▸ **Task details**: All lines holding the word "this" are to be copied from the records beneath.

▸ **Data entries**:

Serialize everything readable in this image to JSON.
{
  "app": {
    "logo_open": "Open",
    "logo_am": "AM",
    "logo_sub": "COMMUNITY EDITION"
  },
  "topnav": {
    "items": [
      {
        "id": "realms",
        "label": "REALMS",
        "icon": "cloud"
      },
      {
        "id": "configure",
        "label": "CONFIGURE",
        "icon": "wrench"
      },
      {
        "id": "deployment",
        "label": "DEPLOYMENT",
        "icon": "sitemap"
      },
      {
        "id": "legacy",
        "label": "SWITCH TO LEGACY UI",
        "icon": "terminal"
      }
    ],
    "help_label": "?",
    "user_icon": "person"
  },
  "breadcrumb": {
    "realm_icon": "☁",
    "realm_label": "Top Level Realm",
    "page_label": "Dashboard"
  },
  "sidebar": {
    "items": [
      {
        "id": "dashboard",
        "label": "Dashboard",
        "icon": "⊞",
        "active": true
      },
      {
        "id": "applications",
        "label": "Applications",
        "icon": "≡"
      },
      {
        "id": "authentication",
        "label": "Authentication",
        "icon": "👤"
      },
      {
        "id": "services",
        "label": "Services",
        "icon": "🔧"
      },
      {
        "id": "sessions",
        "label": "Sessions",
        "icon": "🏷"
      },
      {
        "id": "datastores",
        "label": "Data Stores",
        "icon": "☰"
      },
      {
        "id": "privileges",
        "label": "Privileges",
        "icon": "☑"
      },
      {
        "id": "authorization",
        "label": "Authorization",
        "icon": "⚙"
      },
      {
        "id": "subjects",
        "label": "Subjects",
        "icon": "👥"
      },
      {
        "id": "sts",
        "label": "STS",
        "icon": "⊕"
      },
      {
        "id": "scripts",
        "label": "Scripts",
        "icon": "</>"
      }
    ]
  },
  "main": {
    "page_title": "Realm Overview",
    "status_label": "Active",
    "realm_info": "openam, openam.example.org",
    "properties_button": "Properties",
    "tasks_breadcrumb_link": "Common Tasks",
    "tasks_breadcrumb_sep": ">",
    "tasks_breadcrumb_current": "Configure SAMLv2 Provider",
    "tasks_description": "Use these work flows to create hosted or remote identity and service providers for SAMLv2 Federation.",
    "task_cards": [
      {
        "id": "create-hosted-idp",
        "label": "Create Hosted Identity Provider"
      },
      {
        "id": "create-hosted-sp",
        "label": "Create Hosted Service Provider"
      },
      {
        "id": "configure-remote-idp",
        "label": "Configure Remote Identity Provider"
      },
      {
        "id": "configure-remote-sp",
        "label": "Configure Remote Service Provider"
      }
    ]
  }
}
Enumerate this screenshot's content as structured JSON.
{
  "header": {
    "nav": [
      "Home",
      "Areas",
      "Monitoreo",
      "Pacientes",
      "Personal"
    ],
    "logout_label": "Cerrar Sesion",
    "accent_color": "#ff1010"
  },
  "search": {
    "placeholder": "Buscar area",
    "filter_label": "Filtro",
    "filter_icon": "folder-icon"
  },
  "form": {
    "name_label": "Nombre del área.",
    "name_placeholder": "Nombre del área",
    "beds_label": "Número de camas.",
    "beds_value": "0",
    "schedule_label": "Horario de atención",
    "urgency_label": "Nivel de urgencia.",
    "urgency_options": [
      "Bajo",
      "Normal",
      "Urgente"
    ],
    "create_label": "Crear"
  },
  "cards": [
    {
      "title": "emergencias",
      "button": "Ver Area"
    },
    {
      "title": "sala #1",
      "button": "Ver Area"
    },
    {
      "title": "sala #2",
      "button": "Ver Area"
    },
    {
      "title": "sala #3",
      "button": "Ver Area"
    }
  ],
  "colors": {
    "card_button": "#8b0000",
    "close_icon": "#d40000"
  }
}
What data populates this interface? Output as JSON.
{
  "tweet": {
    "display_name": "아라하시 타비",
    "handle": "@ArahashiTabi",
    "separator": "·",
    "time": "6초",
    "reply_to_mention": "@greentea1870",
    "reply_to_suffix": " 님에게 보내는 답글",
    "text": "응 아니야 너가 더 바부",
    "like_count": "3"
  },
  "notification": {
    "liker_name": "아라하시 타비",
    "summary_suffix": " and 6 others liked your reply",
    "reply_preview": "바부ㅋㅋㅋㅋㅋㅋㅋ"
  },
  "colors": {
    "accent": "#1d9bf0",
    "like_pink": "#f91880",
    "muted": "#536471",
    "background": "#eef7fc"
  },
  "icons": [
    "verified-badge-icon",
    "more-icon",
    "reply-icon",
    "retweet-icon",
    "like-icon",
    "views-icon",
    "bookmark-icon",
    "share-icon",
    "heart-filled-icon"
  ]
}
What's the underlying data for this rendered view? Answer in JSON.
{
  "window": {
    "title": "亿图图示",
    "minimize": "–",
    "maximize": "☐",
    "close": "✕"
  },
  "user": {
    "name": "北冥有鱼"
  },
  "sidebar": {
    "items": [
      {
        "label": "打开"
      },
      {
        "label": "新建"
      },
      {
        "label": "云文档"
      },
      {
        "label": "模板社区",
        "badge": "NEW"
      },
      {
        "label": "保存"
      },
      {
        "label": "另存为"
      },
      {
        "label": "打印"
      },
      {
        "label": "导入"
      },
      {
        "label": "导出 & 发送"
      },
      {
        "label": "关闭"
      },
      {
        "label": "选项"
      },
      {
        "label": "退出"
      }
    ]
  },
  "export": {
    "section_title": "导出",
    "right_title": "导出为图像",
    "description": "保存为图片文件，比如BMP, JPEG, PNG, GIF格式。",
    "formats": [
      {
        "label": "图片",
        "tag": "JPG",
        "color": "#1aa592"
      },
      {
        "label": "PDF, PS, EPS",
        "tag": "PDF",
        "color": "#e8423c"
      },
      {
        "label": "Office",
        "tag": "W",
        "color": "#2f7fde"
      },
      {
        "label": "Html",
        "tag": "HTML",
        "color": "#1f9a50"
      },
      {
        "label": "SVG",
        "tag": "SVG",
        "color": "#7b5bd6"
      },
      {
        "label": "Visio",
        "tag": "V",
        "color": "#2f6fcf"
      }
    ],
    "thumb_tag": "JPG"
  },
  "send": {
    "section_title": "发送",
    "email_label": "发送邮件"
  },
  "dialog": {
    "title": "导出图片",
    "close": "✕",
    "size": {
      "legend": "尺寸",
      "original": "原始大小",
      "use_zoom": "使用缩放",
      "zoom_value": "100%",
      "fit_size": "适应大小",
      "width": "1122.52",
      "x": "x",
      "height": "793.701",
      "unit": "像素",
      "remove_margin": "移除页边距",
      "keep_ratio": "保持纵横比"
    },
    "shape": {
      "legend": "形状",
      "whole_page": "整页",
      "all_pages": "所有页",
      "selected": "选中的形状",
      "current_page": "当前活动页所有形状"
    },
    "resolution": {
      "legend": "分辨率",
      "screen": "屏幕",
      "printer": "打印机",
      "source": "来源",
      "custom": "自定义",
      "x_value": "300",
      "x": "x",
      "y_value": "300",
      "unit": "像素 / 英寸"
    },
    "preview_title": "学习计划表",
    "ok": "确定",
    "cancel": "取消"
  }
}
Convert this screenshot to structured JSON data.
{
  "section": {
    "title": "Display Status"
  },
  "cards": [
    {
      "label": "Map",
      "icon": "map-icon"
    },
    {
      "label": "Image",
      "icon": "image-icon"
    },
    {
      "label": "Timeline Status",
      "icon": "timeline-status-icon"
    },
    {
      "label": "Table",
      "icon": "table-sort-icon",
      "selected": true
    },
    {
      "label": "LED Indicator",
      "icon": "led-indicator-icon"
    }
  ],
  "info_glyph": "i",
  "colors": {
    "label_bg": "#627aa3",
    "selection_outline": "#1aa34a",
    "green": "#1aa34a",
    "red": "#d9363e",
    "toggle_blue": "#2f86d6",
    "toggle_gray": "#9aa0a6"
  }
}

▸ **Result of the task**:
Serialize everything readable in this image to JSON.
Enumerate this screenshot's content as structured JSON.
What data populates this interface? Output as JSON.
What's the underlying data for this rendered view? Answer in JSON.
Convert this screenshot to structured JSON data.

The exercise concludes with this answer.